Task statement.
The answer must be every line of the records below that contains the word "settings", copied out.
────────
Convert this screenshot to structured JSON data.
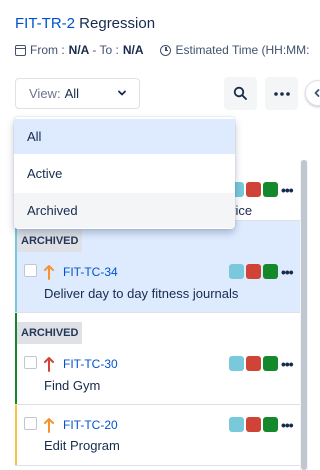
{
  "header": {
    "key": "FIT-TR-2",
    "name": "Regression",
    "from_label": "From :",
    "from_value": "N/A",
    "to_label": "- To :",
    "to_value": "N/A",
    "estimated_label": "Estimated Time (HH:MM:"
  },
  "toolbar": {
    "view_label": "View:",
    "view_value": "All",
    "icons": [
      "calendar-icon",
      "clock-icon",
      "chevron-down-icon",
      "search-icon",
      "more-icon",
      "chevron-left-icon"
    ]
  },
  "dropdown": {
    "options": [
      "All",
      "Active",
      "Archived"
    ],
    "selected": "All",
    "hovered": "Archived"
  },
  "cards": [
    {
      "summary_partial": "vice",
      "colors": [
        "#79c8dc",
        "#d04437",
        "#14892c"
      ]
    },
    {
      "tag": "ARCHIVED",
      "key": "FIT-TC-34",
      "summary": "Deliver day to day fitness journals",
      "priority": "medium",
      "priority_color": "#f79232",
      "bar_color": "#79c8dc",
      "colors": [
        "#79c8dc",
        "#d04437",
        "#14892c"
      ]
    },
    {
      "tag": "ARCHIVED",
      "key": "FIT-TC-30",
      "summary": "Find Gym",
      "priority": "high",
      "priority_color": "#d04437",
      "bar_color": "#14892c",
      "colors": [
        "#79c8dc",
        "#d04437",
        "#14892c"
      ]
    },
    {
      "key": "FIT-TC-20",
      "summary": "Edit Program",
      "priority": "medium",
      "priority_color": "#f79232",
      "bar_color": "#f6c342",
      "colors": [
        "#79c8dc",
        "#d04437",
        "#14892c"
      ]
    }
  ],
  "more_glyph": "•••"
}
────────
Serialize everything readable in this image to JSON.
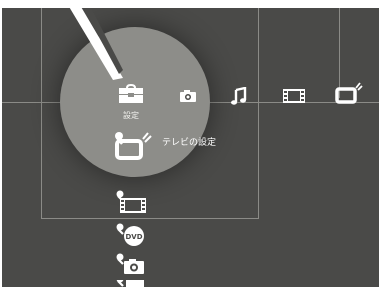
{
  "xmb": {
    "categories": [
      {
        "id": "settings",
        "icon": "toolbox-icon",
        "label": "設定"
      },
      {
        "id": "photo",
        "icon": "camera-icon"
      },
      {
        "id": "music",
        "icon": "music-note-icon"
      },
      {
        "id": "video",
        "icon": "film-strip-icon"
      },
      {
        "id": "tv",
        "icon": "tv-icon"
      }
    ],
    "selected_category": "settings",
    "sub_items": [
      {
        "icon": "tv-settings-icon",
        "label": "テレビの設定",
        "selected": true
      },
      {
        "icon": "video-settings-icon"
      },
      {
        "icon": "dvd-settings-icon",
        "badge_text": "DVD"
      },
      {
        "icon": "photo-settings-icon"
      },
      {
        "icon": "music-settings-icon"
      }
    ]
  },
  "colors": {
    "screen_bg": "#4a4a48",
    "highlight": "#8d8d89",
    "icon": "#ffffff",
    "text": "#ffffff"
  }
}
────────
Solution.
        "id": "settings",
    "selected_category": "settings",
        "icon": "tv-settings-icon",
        "icon": "video-settings-icon"
        "icon": "dvd-settings-icon",
        "icon": "photo-settings-icon"
        "icon": "music-settings-icon"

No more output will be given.